    To enable such a setup despite firewalls, NATs and the lack of public IPv4 addresses, we are developing a simple, open source relay server based on HTTP. For more info please visit http://yaler.org/

    Regards,
    Thomas

    ReplyDelete
  5. Hi Tamberg - Thanks for the info! I don't usually publish comments with links in them, but since this isn't spam and it looks very interesting, I will post this!!

    I will try to get to testing this out in a while.
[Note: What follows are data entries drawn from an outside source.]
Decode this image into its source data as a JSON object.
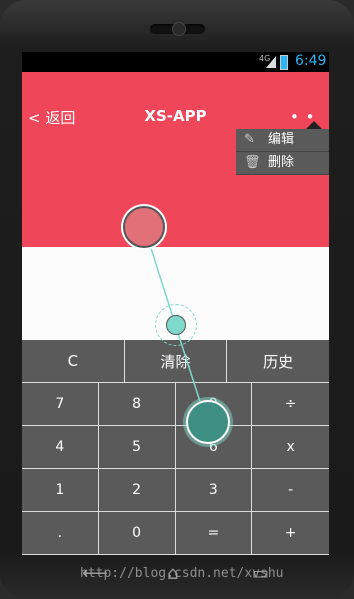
{
  "status": {
    "network": "4G",
    "time": "6:49"
  },
  "app": {
    "back_label": "< 返回",
    "title": "XS-APP",
    "overflow_label": "⋮"
  },
  "menu": {
    "items": [
      {
        "label": "编辑",
        "icon": "edit-icon"
      },
      {
        "label": "删除",
        "icon": "trash-icon"
      }
    ]
  },
  "keypad": {
    "row1": [
      "C",
      "清除",
      "历史"
    ],
    "rows": [
      [
        "7",
        "8",
        "9",
        "÷"
      ],
      [
        "4",
        "5",
        "6",
        "x"
      ],
      [
        "1",
        "2",
        "3",
        "-"
      ],
      [
        ".",
        "0",
        "=",
        "+"
      ]
    ]
  },
  "colors": {
    "accent": "#ef465a",
    "keypad": "#5a5a5a",
    "teal": "#7fd8cc"
  },
  "watermark": "http://blog.csdn.net/xvshu"
}
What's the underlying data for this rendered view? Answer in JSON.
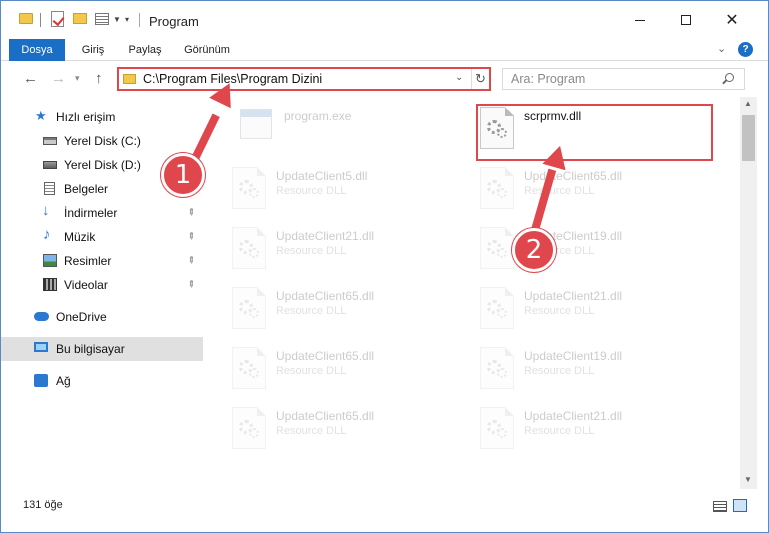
{
  "window": {
    "title": "Program",
    "quick_access_dropdown": "▾"
  },
  "ribbon": {
    "tabs": [
      "Dosya",
      "Giriş",
      "Paylaş",
      "Görünüm"
    ],
    "help": "?"
  },
  "nav": {
    "address": "C:\\Program Files\\Program Dizini",
    "search_placeholder": "Ara: Program"
  },
  "sidebar": {
    "items": [
      {
        "label": "Hızlı erişim",
        "icon": "star-icon"
      },
      {
        "label": "Yerel Disk (C:)",
        "icon": "disk-icon"
      },
      {
        "label": "Yerel Disk (D:)",
        "icon": "disk-icon"
      },
      {
        "label": "Belgeler",
        "icon": "documents-icon"
      },
      {
        "label": "İndirmeler",
        "icon": "download-icon",
        "pinned": true
      },
      {
        "label": "Müzik",
        "icon": "music-icon",
        "pinned": true
      },
      {
        "label": "Resimler",
        "icon": "pictures-icon",
        "pinned": true
      },
      {
        "label": "Videolar",
        "icon": "videos-icon",
        "pinned": true
      },
      {
        "label": "OneDrive",
        "icon": "cloud-icon"
      },
      {
        "label": "Bu bilgisayar",
        "icon": "computer-icon",
        "selected": true
      },
      {
        "label": "Ağ",
        "icon": "network-icon"
      }
    ]
  },
  "files": [
    {
      "name": "program.exe",
      "type": "",
      "highlighted": false
    },
    {
      "name": "scrprmv.dll",
      "type": "",
      "highlighted": true
    },
    {
      "name": "UpdateClient5.dll",
      "type": "Resource DLL"
    },
    {
      "name": "UpdateClient65.dll",
      "type": "Resource DLL"
    },
    {
      "name": "UpdateClient21.dll",
      "type": "Resource DLL"
    },
    {
      "name": "UpdateClient19.dll",
      "type": "Resource DLL"
    },
    {
      "name": "UpdateClient65.dll",
      "type": "Resource DLL"
    },
    {
      "name": "UpdateClient21.dll",
      "type": "Resource DLL"
    },
    {
      "name": "UpdateClient65.dll",
      "type": "Resource DLL"
    },
    {
      "name": "UpdateClient19.dll",
      "type": "Resource DLL"
    },
    {
      "name": "UpdateClient65.dll",
      "type": "Resource DLL"
    },
    {
      "name": "UpdateClient21.dll",
      "type": "Resource DLL"
    }
  ],
  "status": {
    "item_count": "131 öğe"
  },
  "callouts": [
    {
      "number": "1"
    },
    {
      "number": "2"
    }
  ],
  "colors": {
    "accent": "#1a6ec6",
    "highlight": "#e0474c"
  }
}
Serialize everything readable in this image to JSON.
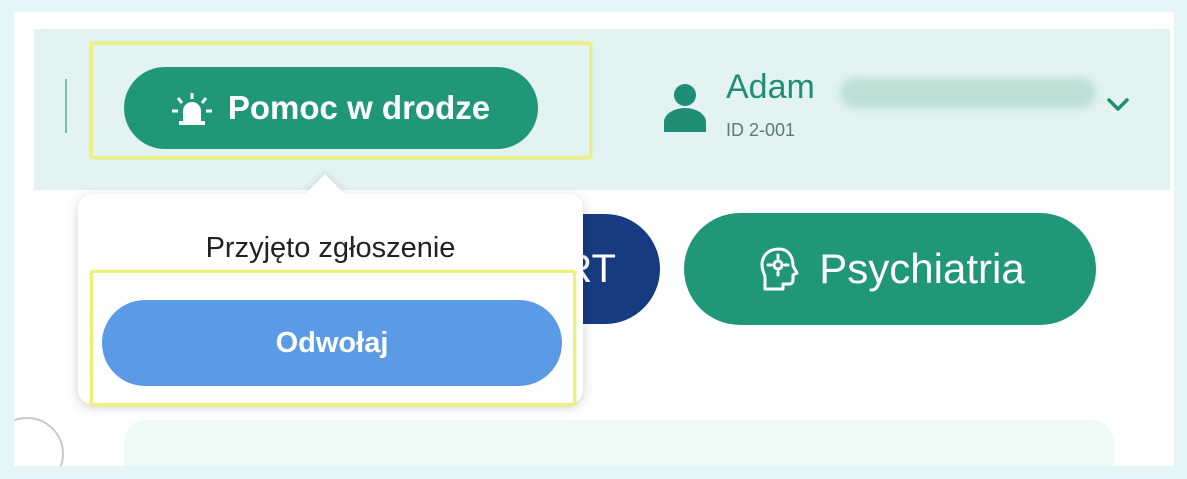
{
  "header": {
    "help_button_label": "Pomoc w drodze",
    "user": {
      "first_name": "Adam",
      "id_label": "ID 2-001"
    }
  },
  "tabs": {
    "partial_tab_fragment": "RT",
    "psychiatry_label": "Psychiatria"
  },
  "popup": {
    "message": "Przyjęto zgłoszenie",
    "cancel_label": "Odwołaj"
  },
  "icons": {
    "help": "siren-icon",
    "user": "person-icon",
    "menu": "chevron-down-icon",
    "psychiatry": "head-gear-icon"
  },
  "colors": {
    "primary_green": "#21977a",
    "header_bg": "#e2f3f1",
    "cancel_blue": "#5b9be6",
    "navy": "#173b80",
    "highlight_yellow": "#eef07e"
  }
}
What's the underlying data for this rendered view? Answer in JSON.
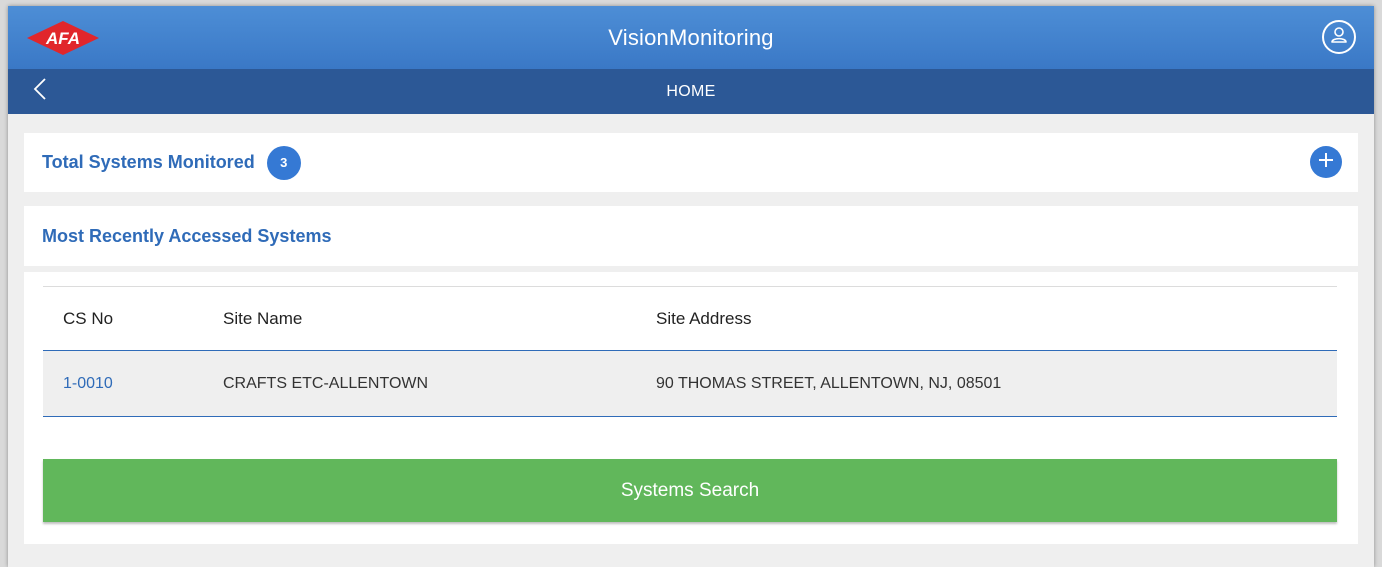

I was also looking at possible using the Twilio (www.twilio.com) to allow control via dial-in voice at some point as well.

    regards,

    Torchris

    ReplyDelete
  6. Cool, thanks for documenting! I've done something somewhat similar: http://www.tnhsmith.net/Other/Orbduino/index.htm

    Temperature is the only real "read" I have right now, but looking to add more monitoring...
    Thanks again!

    ReplyDelete
  7. Hi,

    I was trying to get your code to work on two arduino ethernet shields and was wondering how you would empliment the client code. b/c i am not having any luck.

    ReplyDelete
  8. Hi Thomas - That would take quite a bit of study to figure out and I did this almost one year ago! Maybe look at some of my other projects where I have used the Ethernet Shield and see if you can figure it out. As usual, look at the examples in the Ethernet library documentation on www.arduino.cc.

    ReplyDelete
  9. Hi I realize its been a while since you posted this project but its exactly wha I am looking for and was wondering if you have made any changes or improvements since the post in 2010?
    BTW great work!!!

    ReplyDelete
    Replies
    1. Thanks very much, fxmech! Sorry, no, I had brave intentions of doing more with this, but so far no. It would be cooler if the networking was over wifi! Best of luck with your project.

      Delete